Aussies Heading To Bali To Be Slapped With Tourist Tax
Travelers heading to their favourite holiday spot will soon have to save a little extra, as Bali makes the moves to impose a tourist tax.
The government has drafted a by-law which will see tourists pay a levy to visit the popular destination, the Jakarta Post reports, in a bid to fund the protection of the island's environment and culture.
“This will give us better fiscal space to support the development of Bali,” Bali governor Wayan Koster said.
The levy will only apply to international tourists and is said to be $14 per visitor.
Bali has been battling a growing problem with plastic waste, as rubbish inundates beaches which were once pristine.
In December, single-use plastic items including shopping bags and straws were banned from the island as part of a move which the government hopes will reduce marine plastic by 70 percent within a year.
Koster said he is confident the tax will not hinder tourists' plans to continue visiting Bali and explained why domestic tourists would not be affected.
“Tourists will understand [the regulation]. They will be happy to pay it as it will be used to strengthen our environment and culture,” he said.
“Most foreigners come to Bali for a holiday, local tourists only come to visit their family, have meetings or for their institution’s events."
Local leaders and tourism figureheads appear to support the policy.
“As long as the levy is used for preserving environment and culture, I think it would not cause a decline in tourist numbers," said da Bagus Purwa Sidemen, the executive director of the Bali chapter of the Indonesian Hotels and Restaurants Association.
"However, if there is no real program following the implementation of the by-law, tourists may feel disappointed and it would lead to a decrease in tourist arrivals."
Chairman of the Association of Indonesian Tour and Travel Agencies Bali chapter Ketut Ardana said the plan has been discussed in Bali "for a long time".
The details of how the new tax will be collected are still being discussed. Tourists could possibly have the fee included in their airline ticket or hand it over at special counters within the airport.
The decision puts Bali on a growing list of countries which taxes travelers.
Earlier this month Japan began collecting a departure tax-- otherwise known as the sayonara tax-- of ¥1000 ($13AUD) from each person leaving the country by aircraft or ship regardless of their nationality.
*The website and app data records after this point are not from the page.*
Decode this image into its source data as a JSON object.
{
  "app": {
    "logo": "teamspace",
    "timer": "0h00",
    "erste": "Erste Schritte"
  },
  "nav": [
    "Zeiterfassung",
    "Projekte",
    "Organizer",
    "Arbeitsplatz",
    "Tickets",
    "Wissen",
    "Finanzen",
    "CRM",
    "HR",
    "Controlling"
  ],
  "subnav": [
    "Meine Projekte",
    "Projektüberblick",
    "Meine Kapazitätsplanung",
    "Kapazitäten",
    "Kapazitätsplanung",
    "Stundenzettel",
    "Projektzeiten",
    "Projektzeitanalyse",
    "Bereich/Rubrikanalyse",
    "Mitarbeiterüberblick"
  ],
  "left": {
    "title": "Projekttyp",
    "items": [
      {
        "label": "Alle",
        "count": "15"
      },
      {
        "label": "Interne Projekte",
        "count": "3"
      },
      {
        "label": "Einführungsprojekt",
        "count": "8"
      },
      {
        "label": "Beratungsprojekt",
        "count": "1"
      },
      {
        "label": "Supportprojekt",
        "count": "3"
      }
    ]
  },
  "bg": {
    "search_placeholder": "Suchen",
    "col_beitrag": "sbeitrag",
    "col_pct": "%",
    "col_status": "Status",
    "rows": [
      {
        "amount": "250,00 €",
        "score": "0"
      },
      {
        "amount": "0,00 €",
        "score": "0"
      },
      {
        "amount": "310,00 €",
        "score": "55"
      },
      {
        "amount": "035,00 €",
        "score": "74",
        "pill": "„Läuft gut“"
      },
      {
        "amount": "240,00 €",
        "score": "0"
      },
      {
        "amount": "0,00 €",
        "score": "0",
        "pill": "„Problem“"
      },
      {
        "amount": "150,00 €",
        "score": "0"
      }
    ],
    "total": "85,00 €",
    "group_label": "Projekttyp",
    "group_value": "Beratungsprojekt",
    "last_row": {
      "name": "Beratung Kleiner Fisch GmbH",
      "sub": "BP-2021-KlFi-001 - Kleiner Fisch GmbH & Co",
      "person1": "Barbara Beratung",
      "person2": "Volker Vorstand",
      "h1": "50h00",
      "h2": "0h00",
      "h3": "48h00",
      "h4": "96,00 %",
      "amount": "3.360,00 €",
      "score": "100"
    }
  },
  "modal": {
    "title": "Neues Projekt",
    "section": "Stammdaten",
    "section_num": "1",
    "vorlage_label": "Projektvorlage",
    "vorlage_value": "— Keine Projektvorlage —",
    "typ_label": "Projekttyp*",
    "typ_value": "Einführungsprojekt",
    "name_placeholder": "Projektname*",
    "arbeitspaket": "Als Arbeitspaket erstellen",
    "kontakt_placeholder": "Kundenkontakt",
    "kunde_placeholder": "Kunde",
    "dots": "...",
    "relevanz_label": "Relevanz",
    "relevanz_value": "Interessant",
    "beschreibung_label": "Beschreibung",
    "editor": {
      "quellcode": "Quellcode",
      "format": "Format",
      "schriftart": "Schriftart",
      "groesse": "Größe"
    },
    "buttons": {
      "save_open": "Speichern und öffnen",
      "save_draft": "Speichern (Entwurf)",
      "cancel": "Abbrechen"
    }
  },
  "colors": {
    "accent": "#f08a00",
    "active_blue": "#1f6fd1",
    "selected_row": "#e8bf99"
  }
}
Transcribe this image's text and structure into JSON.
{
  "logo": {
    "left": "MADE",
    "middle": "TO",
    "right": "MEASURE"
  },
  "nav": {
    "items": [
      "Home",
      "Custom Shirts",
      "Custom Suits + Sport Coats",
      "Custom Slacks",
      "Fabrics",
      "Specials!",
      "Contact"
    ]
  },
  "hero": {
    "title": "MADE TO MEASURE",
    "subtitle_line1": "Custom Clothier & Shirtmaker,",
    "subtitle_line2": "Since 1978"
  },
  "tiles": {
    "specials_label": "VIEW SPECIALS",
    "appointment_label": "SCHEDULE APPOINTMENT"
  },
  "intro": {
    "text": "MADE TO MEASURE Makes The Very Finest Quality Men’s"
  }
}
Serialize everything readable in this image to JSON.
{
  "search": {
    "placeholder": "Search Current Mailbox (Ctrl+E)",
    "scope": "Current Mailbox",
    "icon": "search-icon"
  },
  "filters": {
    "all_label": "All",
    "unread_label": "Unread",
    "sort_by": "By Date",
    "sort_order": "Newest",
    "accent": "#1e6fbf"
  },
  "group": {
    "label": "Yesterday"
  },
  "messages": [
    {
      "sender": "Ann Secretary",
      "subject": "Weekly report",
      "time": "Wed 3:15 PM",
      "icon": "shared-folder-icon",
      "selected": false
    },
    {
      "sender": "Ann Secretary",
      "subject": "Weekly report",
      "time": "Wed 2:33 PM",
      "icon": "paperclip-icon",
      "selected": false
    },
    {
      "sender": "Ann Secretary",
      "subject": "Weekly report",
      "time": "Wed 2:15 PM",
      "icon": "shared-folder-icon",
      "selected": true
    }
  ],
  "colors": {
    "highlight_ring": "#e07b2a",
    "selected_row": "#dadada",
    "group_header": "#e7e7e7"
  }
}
Meanwhile in Venice, day-trippers will be charged up to about $15AUD to enter the canal city, it was announced in December.